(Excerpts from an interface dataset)
● ● ● ● ● ● ●
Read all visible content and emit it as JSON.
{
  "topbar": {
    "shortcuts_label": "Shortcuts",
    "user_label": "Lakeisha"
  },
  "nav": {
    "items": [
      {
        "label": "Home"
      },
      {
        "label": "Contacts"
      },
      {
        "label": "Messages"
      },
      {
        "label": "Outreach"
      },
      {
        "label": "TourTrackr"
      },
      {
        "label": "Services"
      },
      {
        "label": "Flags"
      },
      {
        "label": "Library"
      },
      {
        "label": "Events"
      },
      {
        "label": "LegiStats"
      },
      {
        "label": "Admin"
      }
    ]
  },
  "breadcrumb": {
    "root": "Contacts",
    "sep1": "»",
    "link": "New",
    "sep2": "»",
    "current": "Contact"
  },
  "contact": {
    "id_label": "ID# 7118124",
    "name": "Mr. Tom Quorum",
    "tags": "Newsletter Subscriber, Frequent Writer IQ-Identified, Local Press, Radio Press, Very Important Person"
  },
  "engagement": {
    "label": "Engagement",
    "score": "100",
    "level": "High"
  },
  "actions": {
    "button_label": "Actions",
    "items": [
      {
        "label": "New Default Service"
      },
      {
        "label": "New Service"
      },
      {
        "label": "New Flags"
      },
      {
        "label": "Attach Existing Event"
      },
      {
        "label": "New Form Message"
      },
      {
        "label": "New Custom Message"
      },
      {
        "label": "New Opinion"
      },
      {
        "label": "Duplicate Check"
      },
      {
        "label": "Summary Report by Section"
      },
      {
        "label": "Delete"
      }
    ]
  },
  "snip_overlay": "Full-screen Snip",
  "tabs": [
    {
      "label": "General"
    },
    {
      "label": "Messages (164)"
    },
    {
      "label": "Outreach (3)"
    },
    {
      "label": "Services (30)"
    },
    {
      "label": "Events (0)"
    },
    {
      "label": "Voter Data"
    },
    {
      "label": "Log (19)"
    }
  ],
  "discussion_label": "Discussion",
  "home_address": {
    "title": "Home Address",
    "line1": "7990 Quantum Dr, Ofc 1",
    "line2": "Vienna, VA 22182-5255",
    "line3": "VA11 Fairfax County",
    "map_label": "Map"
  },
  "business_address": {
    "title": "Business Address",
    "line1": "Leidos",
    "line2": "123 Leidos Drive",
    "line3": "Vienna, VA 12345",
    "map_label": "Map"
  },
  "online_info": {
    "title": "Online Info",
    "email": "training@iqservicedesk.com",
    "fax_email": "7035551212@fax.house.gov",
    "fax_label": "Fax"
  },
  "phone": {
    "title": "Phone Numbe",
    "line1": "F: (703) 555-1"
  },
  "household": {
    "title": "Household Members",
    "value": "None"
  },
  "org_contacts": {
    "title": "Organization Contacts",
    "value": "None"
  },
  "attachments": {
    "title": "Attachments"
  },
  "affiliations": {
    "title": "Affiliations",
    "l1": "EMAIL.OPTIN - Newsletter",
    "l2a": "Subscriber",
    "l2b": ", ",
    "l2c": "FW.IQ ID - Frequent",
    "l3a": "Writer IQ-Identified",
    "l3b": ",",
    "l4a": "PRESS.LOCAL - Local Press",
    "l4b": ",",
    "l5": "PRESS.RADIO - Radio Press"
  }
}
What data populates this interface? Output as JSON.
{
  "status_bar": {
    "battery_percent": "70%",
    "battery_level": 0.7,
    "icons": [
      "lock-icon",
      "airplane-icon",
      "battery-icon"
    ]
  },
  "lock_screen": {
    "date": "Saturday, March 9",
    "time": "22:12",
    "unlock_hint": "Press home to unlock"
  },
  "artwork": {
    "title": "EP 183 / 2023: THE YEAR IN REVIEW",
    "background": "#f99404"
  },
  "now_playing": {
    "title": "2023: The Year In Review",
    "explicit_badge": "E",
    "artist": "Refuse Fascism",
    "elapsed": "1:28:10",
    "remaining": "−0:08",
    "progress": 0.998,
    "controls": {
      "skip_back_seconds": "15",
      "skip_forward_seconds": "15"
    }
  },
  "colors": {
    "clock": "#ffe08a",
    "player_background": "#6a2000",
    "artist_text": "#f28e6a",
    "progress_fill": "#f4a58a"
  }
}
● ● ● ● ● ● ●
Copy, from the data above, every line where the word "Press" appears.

    "tags": "Newsletter Subscriber, Frequent Writer IQ-Identified, Local Press, Radio Press, Very Important Person"
    "l4a": "PRESS.LOCAL - Local Press",
    "l5": "PRESS.RADIO - Radio Press"
    "unlock_hint": "Press home to unlock"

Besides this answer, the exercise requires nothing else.